▶ **What the exercise asks**
Scan the data. Collect each line that contains the word "true".

-------- Supplied material --------

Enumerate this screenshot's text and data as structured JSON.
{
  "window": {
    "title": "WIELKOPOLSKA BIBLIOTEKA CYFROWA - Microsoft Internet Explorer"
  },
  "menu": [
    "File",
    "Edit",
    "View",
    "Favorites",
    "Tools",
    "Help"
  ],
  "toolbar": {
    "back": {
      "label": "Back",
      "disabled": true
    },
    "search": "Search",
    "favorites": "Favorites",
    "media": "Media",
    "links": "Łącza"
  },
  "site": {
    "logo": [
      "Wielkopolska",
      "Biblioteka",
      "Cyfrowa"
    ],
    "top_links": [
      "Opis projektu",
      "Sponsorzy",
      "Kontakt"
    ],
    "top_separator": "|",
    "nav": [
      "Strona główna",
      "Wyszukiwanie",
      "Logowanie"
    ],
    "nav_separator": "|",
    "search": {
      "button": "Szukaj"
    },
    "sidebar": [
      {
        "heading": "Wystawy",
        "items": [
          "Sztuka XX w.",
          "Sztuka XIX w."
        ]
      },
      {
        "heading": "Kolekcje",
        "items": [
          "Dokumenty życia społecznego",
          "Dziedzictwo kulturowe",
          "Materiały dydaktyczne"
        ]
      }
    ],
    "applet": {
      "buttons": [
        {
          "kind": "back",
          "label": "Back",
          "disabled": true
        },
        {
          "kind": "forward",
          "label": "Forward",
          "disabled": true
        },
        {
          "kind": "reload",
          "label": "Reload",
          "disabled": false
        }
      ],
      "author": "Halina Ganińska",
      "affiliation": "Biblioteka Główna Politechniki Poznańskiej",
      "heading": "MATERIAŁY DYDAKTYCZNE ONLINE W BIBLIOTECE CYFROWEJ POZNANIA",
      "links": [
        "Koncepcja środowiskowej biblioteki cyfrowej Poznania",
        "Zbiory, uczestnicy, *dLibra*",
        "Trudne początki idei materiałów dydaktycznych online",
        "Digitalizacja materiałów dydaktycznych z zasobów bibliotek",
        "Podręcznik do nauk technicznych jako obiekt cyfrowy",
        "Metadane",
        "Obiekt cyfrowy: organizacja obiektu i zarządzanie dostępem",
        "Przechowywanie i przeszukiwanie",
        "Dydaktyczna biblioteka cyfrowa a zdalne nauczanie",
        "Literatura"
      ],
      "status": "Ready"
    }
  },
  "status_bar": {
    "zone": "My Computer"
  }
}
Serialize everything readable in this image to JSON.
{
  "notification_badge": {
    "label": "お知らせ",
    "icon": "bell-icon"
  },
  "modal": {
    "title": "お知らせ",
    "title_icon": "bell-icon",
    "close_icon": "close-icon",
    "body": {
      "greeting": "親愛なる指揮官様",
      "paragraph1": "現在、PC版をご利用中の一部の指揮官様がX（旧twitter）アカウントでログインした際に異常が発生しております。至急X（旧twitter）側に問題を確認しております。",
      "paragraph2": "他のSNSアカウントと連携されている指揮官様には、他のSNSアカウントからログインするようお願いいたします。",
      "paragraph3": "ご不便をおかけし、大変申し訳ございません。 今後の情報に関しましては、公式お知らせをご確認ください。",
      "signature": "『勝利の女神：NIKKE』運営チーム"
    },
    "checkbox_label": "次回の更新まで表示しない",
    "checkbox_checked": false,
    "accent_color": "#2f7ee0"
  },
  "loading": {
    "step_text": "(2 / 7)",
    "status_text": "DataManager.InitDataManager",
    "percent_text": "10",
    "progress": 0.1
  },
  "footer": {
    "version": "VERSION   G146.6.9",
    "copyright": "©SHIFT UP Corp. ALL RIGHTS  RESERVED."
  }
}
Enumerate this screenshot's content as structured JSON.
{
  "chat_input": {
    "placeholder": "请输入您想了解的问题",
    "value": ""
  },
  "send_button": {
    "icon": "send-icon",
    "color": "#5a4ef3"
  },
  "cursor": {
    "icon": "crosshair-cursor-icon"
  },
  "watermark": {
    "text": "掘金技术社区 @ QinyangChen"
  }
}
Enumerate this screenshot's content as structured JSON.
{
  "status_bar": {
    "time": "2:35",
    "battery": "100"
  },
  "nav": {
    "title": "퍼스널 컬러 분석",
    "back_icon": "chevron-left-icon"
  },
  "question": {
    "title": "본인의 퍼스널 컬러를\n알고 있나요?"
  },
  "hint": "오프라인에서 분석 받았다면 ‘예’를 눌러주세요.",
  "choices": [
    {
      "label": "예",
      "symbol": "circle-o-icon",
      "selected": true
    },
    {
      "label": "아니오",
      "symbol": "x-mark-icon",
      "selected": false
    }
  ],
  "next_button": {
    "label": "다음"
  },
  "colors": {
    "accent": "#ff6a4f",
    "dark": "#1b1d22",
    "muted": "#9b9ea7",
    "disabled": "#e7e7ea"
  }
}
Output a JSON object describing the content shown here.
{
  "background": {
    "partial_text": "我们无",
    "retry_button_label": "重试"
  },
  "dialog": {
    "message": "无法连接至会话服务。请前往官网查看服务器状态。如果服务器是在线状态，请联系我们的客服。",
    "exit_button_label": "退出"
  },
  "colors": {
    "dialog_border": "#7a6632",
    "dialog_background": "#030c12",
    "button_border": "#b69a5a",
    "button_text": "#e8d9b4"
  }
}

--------

▶ **Exercise output**
      "disabled": true
          "disabled": true
          "disabled": true
      "selected": true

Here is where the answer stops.